- vim .vimrc
This tells Vim to open the file .vimrc. This file may not exist. In my case, I haven't configured .vimrc yet.
As you can see, this is an empty document. The "~" symbols simply indicate empty lines.
Vim starts up in command mode (aka normal mode), not insert mode. This means that keys pressed will be interpreted as commands for Vim and not data entry. In order to get out of command mode, you will need to press i on your keyboard. This enables insert mode. If you were to press a instead, Vim would move the cursor a space to the left and begin insert mode there.
On the bottom left of the screen, we can see we are in insert mode. Now we can type in our configuration. You will want the following lines in the file:
- syntax on
- set wrapmargin=8
- set number
Syntax on enables built-in syntax highlighting for many programming languages and configuration files. Set wrapmargin=8 gives us an 8-character buffer before the end of the terminal and makes the screen more legible. Set number simply turns on line numbering.
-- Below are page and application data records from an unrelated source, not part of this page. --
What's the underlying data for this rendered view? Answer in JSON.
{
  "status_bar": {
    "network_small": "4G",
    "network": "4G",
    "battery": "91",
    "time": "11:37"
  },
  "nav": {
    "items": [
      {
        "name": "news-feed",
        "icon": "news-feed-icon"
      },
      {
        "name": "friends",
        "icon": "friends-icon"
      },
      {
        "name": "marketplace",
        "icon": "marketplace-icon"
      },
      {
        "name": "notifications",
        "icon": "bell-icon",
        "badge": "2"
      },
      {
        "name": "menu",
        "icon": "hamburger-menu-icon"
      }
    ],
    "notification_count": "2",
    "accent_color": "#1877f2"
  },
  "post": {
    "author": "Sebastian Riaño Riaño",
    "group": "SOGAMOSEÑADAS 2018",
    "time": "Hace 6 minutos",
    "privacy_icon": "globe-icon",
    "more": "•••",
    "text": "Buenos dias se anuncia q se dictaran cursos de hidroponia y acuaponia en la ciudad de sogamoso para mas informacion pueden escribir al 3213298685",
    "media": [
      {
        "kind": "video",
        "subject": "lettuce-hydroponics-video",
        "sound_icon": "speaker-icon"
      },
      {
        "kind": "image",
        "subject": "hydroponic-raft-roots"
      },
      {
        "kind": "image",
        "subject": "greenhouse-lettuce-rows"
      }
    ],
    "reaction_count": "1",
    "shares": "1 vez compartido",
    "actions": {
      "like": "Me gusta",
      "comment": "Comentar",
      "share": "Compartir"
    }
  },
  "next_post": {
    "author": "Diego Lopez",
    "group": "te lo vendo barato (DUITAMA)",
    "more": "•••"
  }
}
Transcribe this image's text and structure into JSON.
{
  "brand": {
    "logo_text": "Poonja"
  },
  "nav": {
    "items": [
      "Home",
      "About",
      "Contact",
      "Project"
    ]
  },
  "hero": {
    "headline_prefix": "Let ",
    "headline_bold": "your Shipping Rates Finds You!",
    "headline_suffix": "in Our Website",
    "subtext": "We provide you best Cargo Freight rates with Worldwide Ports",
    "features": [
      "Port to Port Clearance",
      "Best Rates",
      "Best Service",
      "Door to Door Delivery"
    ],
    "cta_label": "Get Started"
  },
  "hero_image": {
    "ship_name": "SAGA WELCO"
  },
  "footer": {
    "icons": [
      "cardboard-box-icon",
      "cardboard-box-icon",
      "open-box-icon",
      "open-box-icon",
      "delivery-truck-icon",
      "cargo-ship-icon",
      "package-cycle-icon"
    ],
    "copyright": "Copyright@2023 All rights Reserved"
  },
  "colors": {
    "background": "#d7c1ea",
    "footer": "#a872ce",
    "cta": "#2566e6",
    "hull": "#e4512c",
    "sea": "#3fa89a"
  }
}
We will now need to press the esc key in order to change Vim's mode back to command mode. The "INSERT" text at the bottom left of the screen should disappear when you are in command mode.
In order to write (w) and quit (q), we simply enter the following command, including the ":" colon character.
We now have a .vimrc file, and the next time we edit something with Vim, we will see the changes.
That looks a whole lot better.
When we're in command mode, we can move around the document quickly. The arrow keys will move around the document, as well as h, j, k, l—these keys work just like the arrow keys. If you've ever played Crawl, you will be very familiar with them.
Some additional movement keys:
- e will move you forward to the end of a word
- w will move you forward to the beginning of a word
- b will move you backward to the beginning of a word
- $ will move you to the end of a line
- 0 (zero) will move you the beginning of a line
- G will move you to the end of a file
- gg will move you to the start of a file
There are, of course, many more ways to move around a file, but these should cover most use-cases.
Often we will need to find strings in files, usually configuration, but it can also help with history files or anything else we maybe editing. For this, you will need to be in command mode. If you aren't sure what mode you are in, press the escape key, which will bring you back to command mode if you're not there already.
- For a simple search, we use / and then the string. For example, /password. If we were at the end of the file, we would use ?, as in ?password, to search backward.
- The n command will repeat the last forward search, and the N command will repeat the last backward search.
In order to search and replace, we use the :%s/search/replace/ syntax. You will need to enter the colon.
- :%s/tcpdump/ls/ will search the entire file and replace every instance of tcpdump with ls.
- :%s/myPrivEscalationScript/ls/c will search the entire file and replace each instance only if you confirm it.
Vim also supports regular expressions in the same way that grep does.
Exiting Vim is always a problem for people just starting out. In order to exit, use these commands:
- :w will write the file
- :wq will write the file and quit
- :q! will exit the editor and discard all changes
- :w someFileName will write the changes to a file called someFileName
In some cases, we might want to escape to a shell to browse directory trees or look at other files. In order to execute a system command in Vim, we use the command:
This will execute whatever command we put after the bang. This can be a shell :!bash, which we can exit to return to Vim, or we could :!ls /etc to view the contents of the /etc directory.
This article barely scratches the surface. As I stated in the introduction, Vim is a very powerful tool with entire books being dedicated to it. However, with these basic commands, you should be able to get around files, manipulate them, and exit the editor. I highly recommend picking up a copy of O'Reilly's guides below until you feel comfortable using it.
- Vi and Vim Editors Pocket Reference: Support for Every Text Editing Task
- Learning the Vi and Vim Editors: Text Processing at Maximum Speed and Power
Once you become skilled with Vim, you'll be flying through those text files like they were clouds.